DP14707 More than Words: Leaders' Speech and Risky Behavior During a Pandemic
|Author(s):||Nicolas Ajzenman, Tiago Cavalcanti, Daniel Da Mata|
|Publication Date:||May 2020|
|Keyword(s):||Coronavirus, health, leadership, Persuasion, Risky behavior|
|JEL(s):||D1, I31, Z13|
|Programme Areas:||Development Economics|
|Link to this Page:||cepr.org/active/publications/discussion_papers/dp.php?dpno=14707|

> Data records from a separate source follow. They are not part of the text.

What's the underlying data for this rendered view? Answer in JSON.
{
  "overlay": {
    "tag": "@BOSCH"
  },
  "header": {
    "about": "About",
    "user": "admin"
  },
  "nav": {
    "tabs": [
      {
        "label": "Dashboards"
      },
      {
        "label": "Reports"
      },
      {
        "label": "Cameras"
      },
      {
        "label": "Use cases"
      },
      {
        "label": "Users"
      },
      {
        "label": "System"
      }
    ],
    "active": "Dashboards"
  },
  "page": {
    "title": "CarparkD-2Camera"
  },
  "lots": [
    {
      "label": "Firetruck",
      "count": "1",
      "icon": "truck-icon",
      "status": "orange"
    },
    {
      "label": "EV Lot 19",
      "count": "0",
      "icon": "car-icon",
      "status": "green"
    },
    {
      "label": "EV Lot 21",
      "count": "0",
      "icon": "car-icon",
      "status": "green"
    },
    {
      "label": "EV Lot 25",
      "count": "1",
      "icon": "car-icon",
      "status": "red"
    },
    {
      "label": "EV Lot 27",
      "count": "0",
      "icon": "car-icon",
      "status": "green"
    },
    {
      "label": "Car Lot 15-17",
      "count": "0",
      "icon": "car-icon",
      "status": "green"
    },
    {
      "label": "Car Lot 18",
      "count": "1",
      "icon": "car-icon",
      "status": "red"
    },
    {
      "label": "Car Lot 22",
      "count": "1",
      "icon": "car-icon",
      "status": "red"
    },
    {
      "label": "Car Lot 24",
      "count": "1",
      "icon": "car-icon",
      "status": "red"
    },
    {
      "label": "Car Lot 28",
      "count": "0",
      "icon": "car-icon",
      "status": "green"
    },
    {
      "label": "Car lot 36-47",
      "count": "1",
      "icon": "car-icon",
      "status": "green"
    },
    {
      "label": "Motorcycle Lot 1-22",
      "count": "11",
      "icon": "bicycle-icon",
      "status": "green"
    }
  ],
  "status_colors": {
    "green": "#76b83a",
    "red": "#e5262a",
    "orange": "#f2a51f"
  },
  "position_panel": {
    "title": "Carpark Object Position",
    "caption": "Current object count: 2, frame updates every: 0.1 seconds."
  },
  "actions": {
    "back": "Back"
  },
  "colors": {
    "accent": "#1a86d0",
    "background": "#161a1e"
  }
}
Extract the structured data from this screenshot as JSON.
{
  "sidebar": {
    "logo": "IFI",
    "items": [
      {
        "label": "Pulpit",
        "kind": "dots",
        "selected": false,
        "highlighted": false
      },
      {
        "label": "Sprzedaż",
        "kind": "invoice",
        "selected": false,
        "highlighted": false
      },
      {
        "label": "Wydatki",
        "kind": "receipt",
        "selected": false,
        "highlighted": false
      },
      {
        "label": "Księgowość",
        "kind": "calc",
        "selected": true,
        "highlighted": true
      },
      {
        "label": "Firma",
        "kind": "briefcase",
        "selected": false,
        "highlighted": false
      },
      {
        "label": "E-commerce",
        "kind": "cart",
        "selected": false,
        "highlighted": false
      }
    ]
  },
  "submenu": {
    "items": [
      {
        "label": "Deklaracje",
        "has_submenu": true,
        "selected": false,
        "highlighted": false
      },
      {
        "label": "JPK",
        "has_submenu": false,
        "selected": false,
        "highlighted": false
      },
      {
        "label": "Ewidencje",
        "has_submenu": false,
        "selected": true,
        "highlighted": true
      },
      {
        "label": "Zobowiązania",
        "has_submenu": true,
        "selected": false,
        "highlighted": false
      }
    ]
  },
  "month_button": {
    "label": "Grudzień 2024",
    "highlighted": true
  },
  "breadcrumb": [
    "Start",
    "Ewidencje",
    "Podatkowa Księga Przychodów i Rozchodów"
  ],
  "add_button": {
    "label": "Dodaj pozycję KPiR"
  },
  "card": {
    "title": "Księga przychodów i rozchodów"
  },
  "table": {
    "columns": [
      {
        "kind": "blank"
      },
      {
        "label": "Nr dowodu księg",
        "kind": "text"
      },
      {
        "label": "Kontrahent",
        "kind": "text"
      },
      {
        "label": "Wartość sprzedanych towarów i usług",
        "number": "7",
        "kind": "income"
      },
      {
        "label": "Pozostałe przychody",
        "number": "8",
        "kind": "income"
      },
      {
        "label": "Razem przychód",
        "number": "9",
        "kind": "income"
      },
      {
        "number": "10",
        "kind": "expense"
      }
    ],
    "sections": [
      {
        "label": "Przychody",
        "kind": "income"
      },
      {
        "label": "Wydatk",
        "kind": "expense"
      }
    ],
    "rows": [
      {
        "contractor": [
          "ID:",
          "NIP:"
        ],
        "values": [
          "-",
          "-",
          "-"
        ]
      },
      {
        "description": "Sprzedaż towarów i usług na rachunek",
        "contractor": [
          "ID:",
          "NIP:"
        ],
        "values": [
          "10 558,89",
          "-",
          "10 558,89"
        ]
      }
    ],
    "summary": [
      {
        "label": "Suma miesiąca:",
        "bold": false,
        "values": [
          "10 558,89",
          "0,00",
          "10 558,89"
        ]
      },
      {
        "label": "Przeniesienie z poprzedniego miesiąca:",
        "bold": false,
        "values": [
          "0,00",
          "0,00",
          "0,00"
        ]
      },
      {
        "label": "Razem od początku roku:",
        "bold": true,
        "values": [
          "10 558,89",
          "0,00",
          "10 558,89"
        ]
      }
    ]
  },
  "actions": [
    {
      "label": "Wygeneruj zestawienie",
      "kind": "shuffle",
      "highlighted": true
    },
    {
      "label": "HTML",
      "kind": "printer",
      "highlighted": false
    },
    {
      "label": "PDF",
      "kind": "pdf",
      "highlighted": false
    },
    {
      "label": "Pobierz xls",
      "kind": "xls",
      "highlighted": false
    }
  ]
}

How do political leader's words and actions affect people's behavior? We address this question in the context of Brazil by combining electoral information and geo-localized mobile phone data for more than 60 million devices throughout the entire country. We find that after Brazil's president publicly and emphatically dismissed the risks associated with the COVID-19 pandemic and advised against isolation, the social distancing measures taken by citizens in pro-government localities weakened compared to places where political support of the president is less strong, while pre-event effects are insignificant. The impact is large and robust to different empirical model specifications. Moreover, we find suggestive evidence that this impact is driven by localities with relatively higher levels of media penetration and is stronger in municipalities with a larger proportion of Evangelic parishioners, a key group in terms of support for the president.